It is important to take a stepwise, thoughtful approach to treatment of Acanthamoeba keratitis. Culture and sensitivity, corneal biopsy and confocal microscopy can serve as guidance for treatment.22-25 Aggressive medical therapy is indicated at the time of diagnosis and discussion with the patient regarding the gravity of the condition and duration of treatment, including risk of infection recurrence, is important. Should medical therapy fail, or if there is development of deep corneal ulceration, abscess and/or perforation, therapeutic keratoplasty (TPK) may be indicated. However, if the eye has excessive inflammation at the time of surgery, there is a risk of graft failure and need for repeat surgery—this should be reviewed in depth with the patient.22-25 In addition, anti-Acanthamoeba therapy (e.g. chlorhexidine, PHMB) may be required postoperatively. Above all, treatment regimens need to be as balanced as possible to limit ocular toxicity.
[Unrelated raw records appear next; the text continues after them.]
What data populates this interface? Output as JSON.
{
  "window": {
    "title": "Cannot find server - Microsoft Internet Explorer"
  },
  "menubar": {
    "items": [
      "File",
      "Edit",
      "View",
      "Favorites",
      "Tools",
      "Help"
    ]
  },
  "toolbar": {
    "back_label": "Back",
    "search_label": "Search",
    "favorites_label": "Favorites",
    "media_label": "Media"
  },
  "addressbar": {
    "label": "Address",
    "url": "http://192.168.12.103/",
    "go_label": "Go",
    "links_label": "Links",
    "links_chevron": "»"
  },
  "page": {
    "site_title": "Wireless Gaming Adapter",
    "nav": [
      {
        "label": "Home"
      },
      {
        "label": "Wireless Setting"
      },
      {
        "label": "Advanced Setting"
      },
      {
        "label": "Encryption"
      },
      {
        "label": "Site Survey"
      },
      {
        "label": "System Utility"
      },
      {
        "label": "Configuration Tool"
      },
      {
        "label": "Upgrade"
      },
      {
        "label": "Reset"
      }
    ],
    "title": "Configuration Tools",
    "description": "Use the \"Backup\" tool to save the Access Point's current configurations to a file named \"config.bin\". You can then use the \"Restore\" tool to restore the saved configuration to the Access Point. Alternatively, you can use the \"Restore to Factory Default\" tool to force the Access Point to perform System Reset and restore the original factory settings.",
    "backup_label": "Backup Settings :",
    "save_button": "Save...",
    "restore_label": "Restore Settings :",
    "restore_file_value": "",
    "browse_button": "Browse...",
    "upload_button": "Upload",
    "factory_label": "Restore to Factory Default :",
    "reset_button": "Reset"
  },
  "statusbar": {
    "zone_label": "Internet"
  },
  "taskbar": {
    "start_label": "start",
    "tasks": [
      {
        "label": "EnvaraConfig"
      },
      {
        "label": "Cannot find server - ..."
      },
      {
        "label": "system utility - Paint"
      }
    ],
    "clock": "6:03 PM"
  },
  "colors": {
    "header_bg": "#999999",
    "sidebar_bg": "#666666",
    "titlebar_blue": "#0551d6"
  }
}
History of decreased corneal integrity—whether from an epithelial defect due to trauma, contact lens contamination, or post-procedural compromise—is a known risk factor for infectious keratitis. Although incidence of bacterial infection is more common, it is imperative for corneal surgeons to have a high index of suspicion for cases where patients may present with pain out of proportion to exam findings (i.e. keratoneuritis), and nonspecific epithelial and stromal findings that are incongruous with patient history. In addition, the use of a BCL exposes the patient to the increased risk of infection; patients should therefore be educated and monitored extremely carefully in these instances. All patients—especially contact lens wearers should be heavily advised on proper eye hygiene and care post-procedures (CXL included!), due to the serious visual and ocular compromise that can arise from AK infection.